Recently, I had an epiphany. In the entirety of my time working in the student veteran realm I’ve only met one female veteran with whom I’ve spent time. I’m surrounded by men at every veteran event I attend, and when my significant other (who is not a veteran) gets thanked for “his service”, I stand there with a fake smile plastered on my face and a fire igniting in my chest. I realized that I need some female veteran friends who truly understand this struggle. The problem? Finding women who have served feels like finding a unicorn, and finding someone I could identify with regarding some of the most significant struggles I’ve faced hasn’t really happened up to this point in my life. I shouldn’t say it hasn’t ever happened. In fact, my best friend was the only other female in my company on my COP with me overseas, so she understands. But our experiences were very different as well, and the strain of re-integrating into society actually caused us to despise each other for a good 3-year span. So, where are all the women? This is the question I want to answer. I want to find these beautiful warriors and hear their story.
Organically, the conversation of my frustration led to the idea of using The Facing Project as a platform to tell the stories of woman veterans. I am incredibly excited about this opportunity, but as I began my marketing strategy an interesting thing happened. It took me weeks to find the appropriate words to talk about the project…I felt too close to the topic. It seems silly, because this project is something I find to be imperative to the understanding of the veteran community as a whole. I also know how many women fall by the wayside because they want to fly under the radar. However, I would type phrases like “come contribute your voice and help build a community of women who have been silenced for too long,” or “your voice is important and often overshadowed, come share your story!” and immediately over-analyze what I was writing. I found myself questioning how to phrase this sort of “call to arms” without offending male veterans. It seems like I have to exercise caution in how “overly-feminist” I seem.
I can just hear them saying “Oh, there’s another female fobbit (term for people who aren’t out on the front lines of combat) trying to get her voice heard about how hard her life was with a bunch of men,” or “there’s another woman who probably had men carry all of her things and thinks her life is too hard,” or “this is why females shouldn’t be in combat, they can’t handle it,” or perhaps “What’s your story, how many dudes you slept with overseas? How hard could your life have been?” or maybe “I never had a problem with women serving with me, so why am I being attacked?” I know that many veteran men do support women who served, but the overwhelming majority of men who served act suspect when I introduce myself. Not only am I a female, but I was in the National Guard; to any grunt I am automatically disregarded until I validate my position and explain to them what my service entailed. I receive respect once I have verified that I deserve it; that everything wasn’t just handed to me.
This is my mindset, and it’s a hard one to get out of. So, as I’m sitting here trying to create a public flyer promoting this beautiful and exciting project, I am still stuck in my own head. I’m trying to appeal to the women like me, who years ago would have responded the same way as the quoted language from men above. I also want to ensure that if my name is on the flyer I’m not pushing away the male veteran population who are also part of my community. As a female in the military we are conditioned to think a particular way.
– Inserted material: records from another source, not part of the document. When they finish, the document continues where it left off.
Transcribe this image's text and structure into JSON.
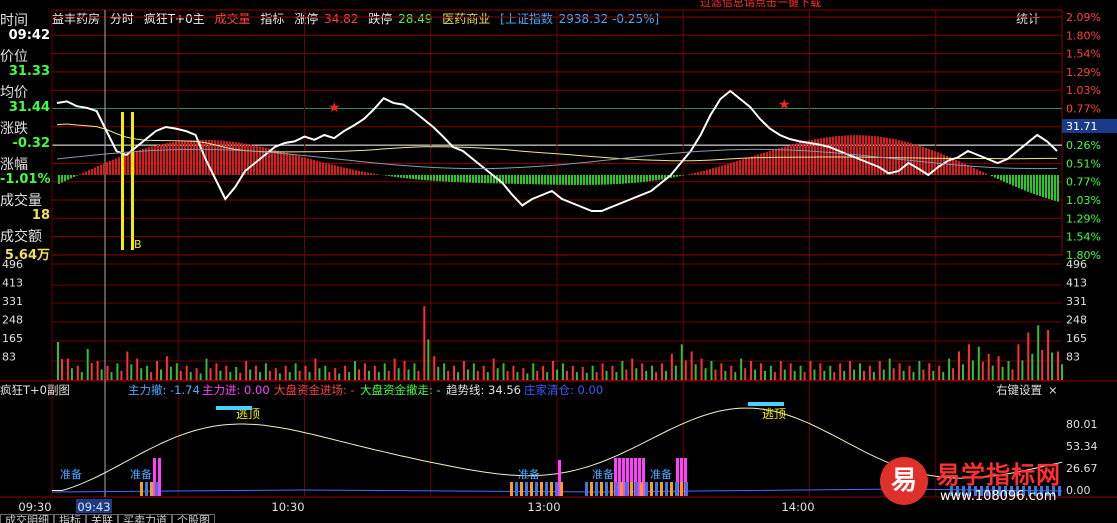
{
  "topbar": {
    "warning": "过滤信息请点击一键下载"
  },
  "header": {
    "stock_name": "益丰药房",
    "view": "分时",
    "indicator": "疯狂T+0主",
    "volume_label": "成交量",
    "indicator_label": "指标",
    "limit_up_label": "涨停",
    "limit_up_value": "34.82",
    "limit_down_label": "跌停",
    "limit_down_value": "28.49",
    "sector": "医药商业",
    "index_name": "[上证指数",
    "index_value": "2938.32 -0.25%]",
    "stats_label": "统计"
  },
  "left_panel": {
    "time_label": "时间",
    "time_value": "09:42",
    "price_label": "价位",
    "price_value": "31.33",
    "avg_label": "均价",
    "avg_value": "31.44",
    "change_label": "涨跌",
    "change_value": "-0.32",
    "pct_label": "涨幅",
    "pct_value": "-1.01%",
    "vol_label": "成交量",
    "vol_value": "18",
    "amount_label": "成交额",
    "amount_value": "5.64万"
  },
  "right_axis_price": [
    "2.09%",
    "1.80%",
    "1.54%",
    "1.29%",
    "1.03%",
    "0.77%",
    "0.51%",
    "0.26%",
    "0.51%",
    "0.77%",
    "1.03%",
    "1.29%",
    "1.54%",
    "1.80%"
  ],
  "current_price_tag": "31.71",
  "volume_axis": [
    "496",
    "413",
    "331",
    "248",
    "165",
    "83"
  ],
  "sub_header": {
    "title": "疯狂T+0副图",
    "main_out": "主力撤: -1.74",
    "main_in": "主力进: 0.00",
    "market_in": "大盘资金进场: -",
    "market_out": "大盘资金撤走: -",
    "trend": "趋势线: 34.56",
    "clear": "庄家清仓: 0.00",
    "settings": "右键设置",
    "close": "×"
  },
  "sub_axis": [
    "80.01",
    "53.34",
    "26.67",
    "0.00"
  ],
  "sub_annotations": {
    "flee": "逃顶",
    "prepare": "准备",
    "buy": "B"
  },
  "time_axis": [
    "09:30",
    "09:43",
    "10:30",
    "13:00",
    "14:00"
  ],
  "tabs": [
    "成交明细",
    "指标",
    "关联",
    "买卖力道",
    "个股图"
  ],
  "logo": {
    "glyph": "易",
    "title": "易学指标网",
    "url": "www.108096.com"
  },
  "colors": {
    "up": "#ff2020",
    "down": "#22cc22",
    "grid": "#8b0000",
    "price_line": "#ffffff",
    "avg_line": "#f0e68c"
  },
  "chart_data": {
    "type": "line",
    "price_series": [
      0.9,
      0.92,
      0.86,
      0.84,
      0.8,
      0.55,
      0.3,
      0.25,
      0.35,
      0.45,
      0.55,
      0.6,
      0.58,
      0.55,
      0.5,
      0.2,
      -0.05,
      -0.3,
      -0.15,
      0.05,
      0.15,
      0.25,
      0.35,
      0.4,
      0.42,
      0.48,
      0.44,
      0.5,
      0.46,
      0.55,
      0.62,
      0.7,
      0.82,
      0.96,
      0.9,
      0.88,
      0.8,
      0.7,
      0.6,
      0.48,
      0.35,
      0.3,
      0.2,
      0.1,
      0.0,
      -0.1,
      -0.25,
      -0.38,
      -0.3,
      -0.25,
      -0.2,
      -0.3,
      -0.35,
      -0.4,
      -0.45,
      -0.45,
      -0.4,
      -0.35,
      -0.3,
      -0.25,
      -0.2,
      -0.1,
      0.0,
      0.15,
      0.3,
      0.5,
      0.75,
      0.95,
      1.05,
      0.95,
      0.85,
      0.7,
      0.58,
      0.5,
      0.45,
      0.42,
      0.4,
      0.38,
      0.35,
      0.3,
      0.25,
      0.2,
      0.15,
      0.1,
      0.02,
      0.05,
      0.15,
      0.08,
      0.0,
      0.1,
      0.18,
      0.22,
      0.3,
      0.25,
      0.2,
      0.15,
      0.2,
      0.3,
      0.4,
      0.5,
      0.42,
      0.3
    ],
    "volume_series": [
      160,
      90,
      60,
      130,
      80,
      60,
      70,
      120,
      90,
      60,
      80,
      100,
      70,
      60,
      50,
      90,
      70,
      60,
      55,
      80,
      60,
      70,
      50,
      60,
      70,
      60,
      90,
      60,
      50,
      60,
      80,
      70,
      60,
      70,
      90,
      80,
      70,
      310,
      100,
      70,
      60,
      80,
      70,
      60,
      90,
      70,
      60,
      50,
      70,
      60,
      80,
      70,
      60,
      55,
      60,
      70,
      60,
      80,
      90,
      70,
      60,
      70,
      110,
      150,
      120,
      90,
      80,
      70,
      60,
      90,
      80,
      70,
      60,
      80,
      70,
      60,
      80,
      70,
      60,
      70,
      80,
      70,
      60,
      80,
      90,
      70,
      60,
      80,
      70,
      60,
      90,
      120,
      150,
      140,
      110,
      100,
      80,
      150,
      200,
      230,
      210,
      120
    ]
  }
}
If we want to integrate and be accepted by our male counterparts, leadership, etc. we must take on a very particular persona. We are tough, hard to offend, and we are willing to do whatever it takes to prove we deserve to be in the position we are in. It takes very little to be labeled as the weak link and there are no such things as slip ups. It’s very hard to get out of this frame of mind when re-integrating back into society. I know very well that I should advocate for myself and tell all of those who don’t support me (without having to hear verbal confirmation of my active participation in the war and service) to go to hell. But it’s so hard, because I fought for my ability to validate my badassery. I worked incredibly hard, too hard to be written off. The result of this is that I find myself with a flyer, unable to promote my own project appropriately, because I don’t want to be the weak link, the victim, or “that girl.”
I am confident I am not alone in this narrative, which is why this Facing Project we’ve named “Sisters in Arms” is so important. Being a female veteran isn’t just about how strong we are physically, or just about stories of sexual assault, although these are important topics of discussion. Its about the lasting impact of our service as a whole, on our psyche and on how we approach and embrace our identity not only as veterans in society but as veterans within a male-dominant veteran community. It’s imperative that the men who have served also understand this because their voices are much louder than ours, and if they can help promote and validate our time in service then maybe we will all feel more comfortable sharing our stories with the rest of the world. As I navigate this project I have found myself regressing to where I started years ago, hiding my identity and avoiding veteran events as a whole. But I always come back to the importance of this project not only for myself but for all the other wonderful women warriors out there. The first step is finding the right words, and consequently, the women to help me share this story.